The Signs of the Times


October 28, 1913

Peter's Confession of Christ


Before His crucifixion, Jesus made use of the few hours of seclusion with His disciples in praying with them, and teaching them more definitely concerning the nature of His kingdom. He saw that in their human weakness, they were inclined to desire that His reign should be a temporal one. Their earthly ambition had caused them to become confused as to the real mission of Christ. He now reproved them for their misconception, and taught them that instead of worldly honor, it was shame that awaited Him, and instead of a throne, the pitiless cross. He taught them that for His sake, and to win salvation, they must also be willing to endure reproach and contumely. ST October 28, 1913, par. 1
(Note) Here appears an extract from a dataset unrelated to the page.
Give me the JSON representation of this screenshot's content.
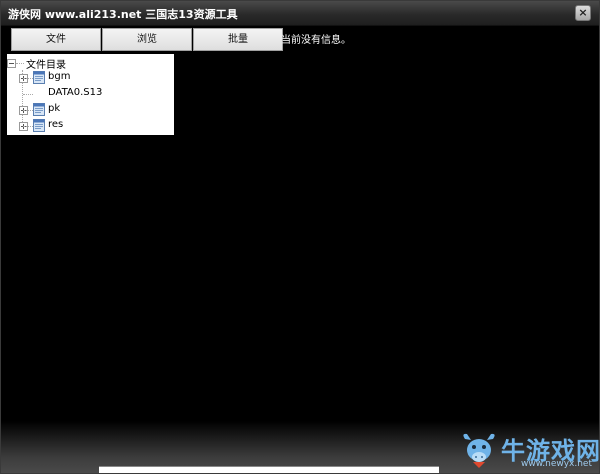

The time drew near when Jesus was to die, and leave His disciples to face the cold and cruel world alone. He knew how bitter hate and unbelief would persecute them, and He wished to encourage and strengthen them for their trials. He accordingly went away by Himself and prayed for them, interceding with the Father, that in the time of that fearful test which awaited them, their faith would prove steadfast, and His sufferings and death might not utterly overwhelm them with despair. What tender love was this, that, in view of His own approaching agony, reached forward to shield His companions from danger! ST October 28, 1913, par. 2
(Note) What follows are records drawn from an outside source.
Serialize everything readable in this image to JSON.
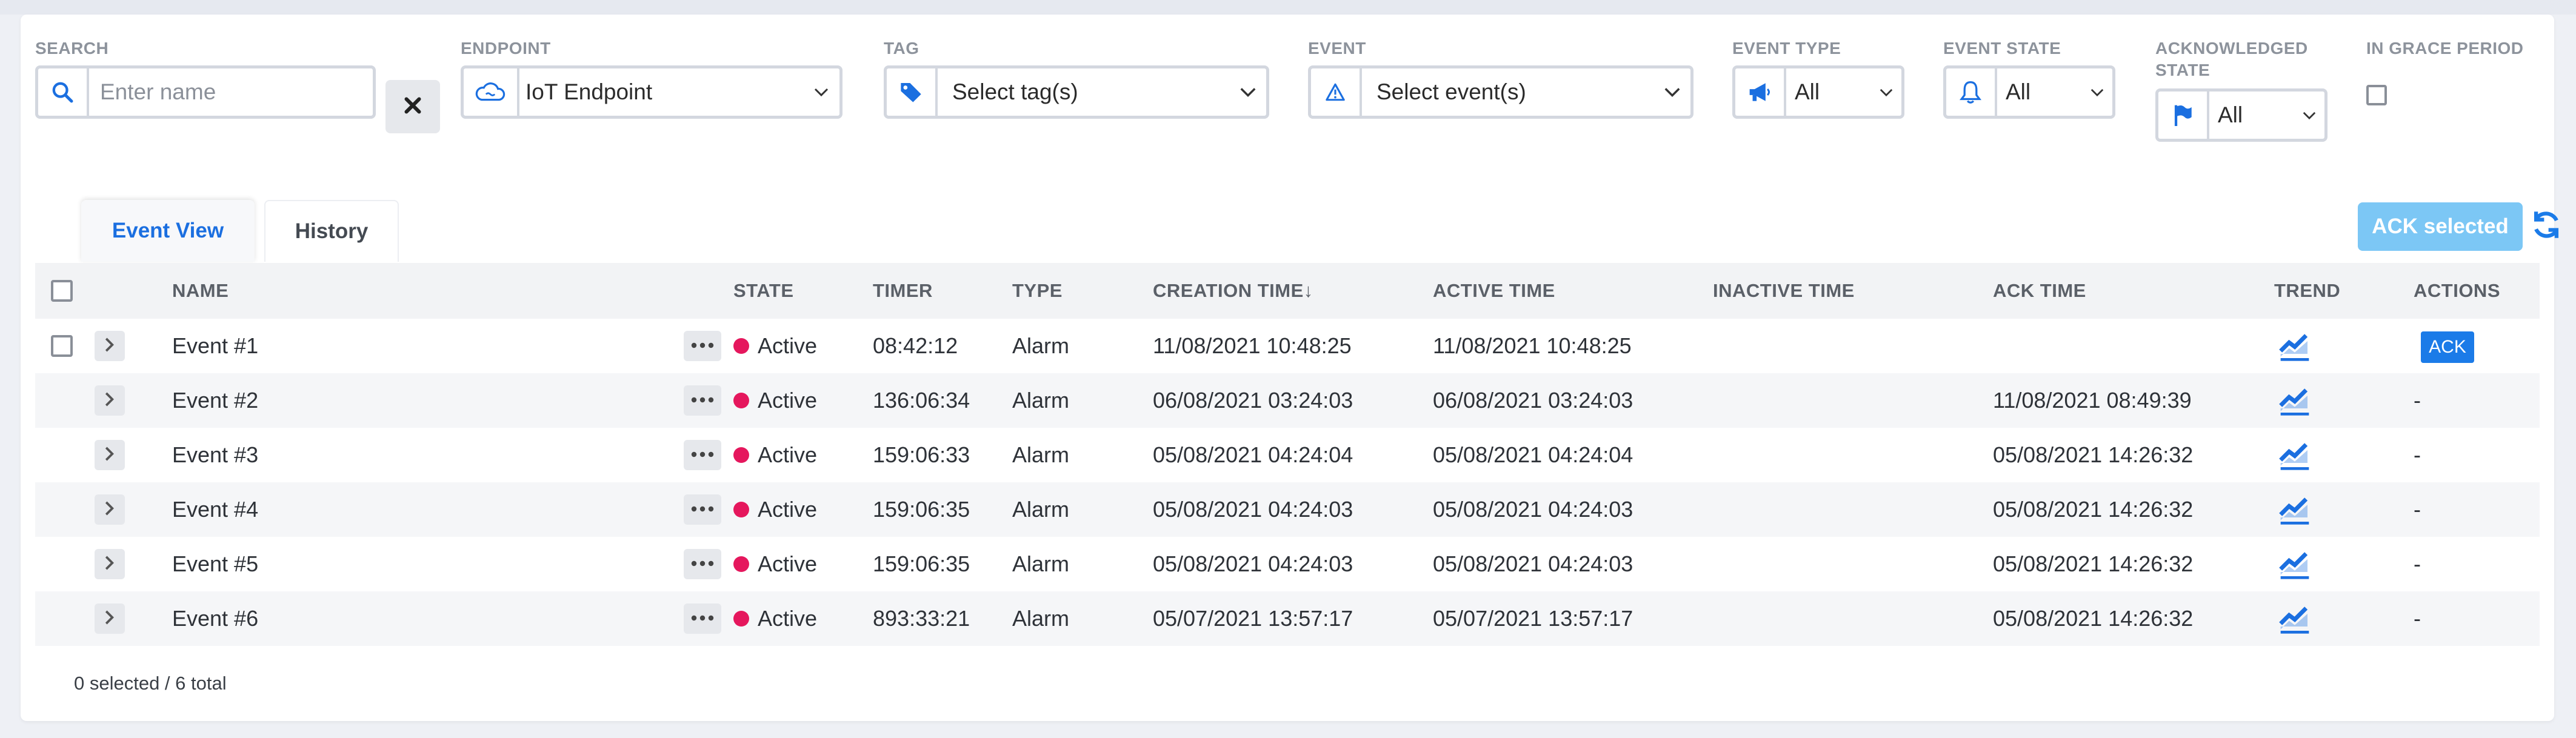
{
  "filters": {
    "search": {
      "label": "SEARCH",
      "placeholder": "Enter name",
      "value": ""
    },
    "endpoint": {
      "label": "ENDPOINT",
      "value": "IoT Endpoint"
    },
    "tag": {
      "label": "TAG",
      "value": "Select tag(s)"
    },
    "event": {
      "label": "EVENT",
      "value": "Select event(s)"
    },
    "event_type": {
      "label": "EVENT TYPE",
      "value": "All"
    },
    "event_state": {
      "label": "EVENT STATE",
      "value": "All"
    },
    "ack_state": {
      "label_line1": "ACKNOWLEDGED",
      "label_line2": "STATE",
      "value": "All"
    },
    "grace": {
      "label": "IN GRACE PERIOD",
      "checked": false
    }
  },
  "tabs": [
    {
      "label": "Event View",
      "active": true
    },
    {
      "label": "History",
      "active": false
    }
  ],
  "toolbar": {
    "ack_selected_label": "ACK selected"
  },
  "table": {
    "columns": {
      "name": "NAME",
      "state": "STATE",
      "timer": "TIMER",
      "type": "TYPE",
      "creation": "CREATION TIME↓",
      "active": "ACTIVE TIME",
      "inactive": "INACTIVE TIME",
      "ack": "ACK TIME",
      "trend": "TREND",
      "actions": "ACTIONS"
    },
    "rows": [
      {
        "name": "Event #1",
        "state": "Active",
        "timer": "08:42:12",
        "type": "Alarm",
        "creation": "11/08/2021 10:48:25",
        "active": "11/08/2021 10:48:25",
        "inactive": "",
        "ack": "",
        "action": "ACK"
      },
      {
        "name": "Event #2",
        "state": "Active",
        "timer": "136:06:34",
        "type": "Alarm",
        "creation": "06/08/2021 03:24:03",
        "active": "06/08/2021 03:24:03",
        "inactive": "",
        "ack": "11/08/2021 08:49:39",
        "action": "-"
      },
      {
        "name": "Event #3",
        "state": "Active",
        "timer": "159:06:33",
        "type": "Alarm",
        "creation": "05/08/2021 04:24:04",
        "active": "05/08/2021 04:24:04",
        "inactive": "",
        "ack": "05/08/2021 14:26:32",
        "action": "-"
      },
      {
        "name": "Event #4",
        "state": "Active",
        "timer": "159:06:35",
        "type": "Alarm",
        "creation": "05/08/2021 04:24:03",
        "active": "05/08/2021 04:24:03",
        "inactive": "",
        "ack": "05/08/2021 14:26:32",
        "action": "-"
      },
      {
        "name": "Event #5",
        "state": "Active",
        "timer": "159:06:35",
        "type": "Alarm",
        "creation": "05/08/2021 04:24:03",
        "active": "05/08/2021 04:24:03",
        "inactive": "",
        "ack": "05/08/2021 14:26:32",
        "action": "-"
      },
      {
        "name": "Event #6",
        "state": "Active",
        "timer": "893:33:21",
        "type": "Alarm",
        "creation": "05/07/2021 13:57:17",
        "active": "05/07/2021 13:57:17",
        "inactive": "",
        "ack": "05/08/2021 14:26:32",
        "action": "-"
      }
    ]
  },
  "footer": {
    "summary": "0 selected / 6 total"
  },
  "colors": {
    "accent": "#1b6fe0",
    "active_dot": "#e5175d",
    "ack_button": "#7cc7f5"
  },
  "icons": [
    "search-icon",
    "close-icon",
    "cloud-icon",
    "tag-icon",
    "warning-icon",
    "megaphone-icon",
    "bell-icon",
    "flag-icon",
    "chevron-down-icon",
    "chevron-right-icon",
    "more-icon",
    "trend-icon",
    "refresh-icon"
  ]
}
When He again joined His disciples, He asked them: “Whom do men that I the Son of Man am? And they said, Some say that Thou art John the Baptist: some, Elias; and others, Jeremias, or one of the prophets.” Questioning still closer, He inquired, “But whom say ye that I am?” Peter, ever ready to speak, answered for himself and his brethren: “Thou art the Christ, the Son of the living God. And Jesus answered and said unto him, Blessed art thou, Simon Bar-jona: for flesh and blood hath not revealed it unto thee, but My Father which is in heaven.” ST October 28, 1913, par. 3

Notwithstanding the faith of many had utterly failed, and the power of the priests and rulers was mighty against them, the brave disciple thus boldly declared his belief. Jesus saw, in this acknowledgment, the living principle that would animate the hearts of His believers in coming ages. It is the mysterious working of God's Spirit upon the human heart, that elevates the humblest mind to a knowledge above all earthly wisdom, and acquaintance with the sacred truths of God. Ah, indeed, “Blessed art thou, Simon Bar-jona: for flesh and blood hath not revealed it unto thee.” ST October 28, 1913, par. 4

Jesus continued: “And I say also unto thee, That thou art Peter, and upon this rock I will build My church; and the gates of hell shall not prevail against it.” The word “Peter” signifies a loose stone. Christ did not refer to Peter as being the rock upon which He would found His church. His expression “this rock,” applied to Himself as the foundation of the Christian church. In Isaiah 28:16 the same reference is made: “Therefore thus saith the Lord God, Behold, I lay in Zion for a foundation a stone, a tried stone, a precious corner-stone, a sure foundation.” It is the same stone to which reference is made in Luke 20:17, 18: “And He beheld them, and said, What is this then that is written, The stone which the builders rejected, the same is become the head of the corner? Whosoever shall fall upon that stone shall be broken; but on whomsoever it shall fall, it will grind him to powder.” Also in Mark 12:10, 11: “And have ye not read this scripture; The stone which the builders rejected is become the head of the corner: this was the Lord’s doing, and it is marvelous in our eyes?” ST October 28, 1913, par. 5

These texts prove conclusively that Christ is the rock upon which the church is built, and in His address to Peter, He referred to Himself as the rock which is the foundation of the church. He continues: “And I will give unto thee the keys of the kingdom of heaven: and whatsoever thou shalt bind on earth shall he bound in heaven: and whatsoever thou shalt loose on earth shall be loosed in heaven.” ST October 28, 1913, par. 6

The Roman church makes a wrong application of these words of Christ. They claim that He addressed them specially to Peter. Hence he is represented in works of art as carrying a bunch of keys, which is a symbol of trust and authority given to ambassadors and others in high positions. The words of Christ, “I will give unto thee the keys of the kingdom of heaven,” were not addressed to Peter alone, but to the disciples, including those who compose the Christian church in all ages. Peter was given no preference nor power above that of the other disciples. Had Jesus delegated any special authority to one of them, we would not find them so frequently contending among themselves as to who should be greatest. They would have at once submitted to the wish of their Master, and paid honor to the one whom He had selected as their head. ST October 28, 1913, par. 7

But the Roman Catholic Church claims Christ invested Peter with supreme power over the Christian church, and that his successors are divinely authorized to rule the Christian world. In still another place, Jesus acknowledges the same power to exist in all the church, that is claimed to have been given to Peter alone, upon the authority of the text previously quoted: “Verily I say unto you, Whatsoever ye shall bind on earth shall be bound in heaven: and whatsoever ye shall loose on earth shall be loosed in heaven.” ST October 28, 1913, par. 8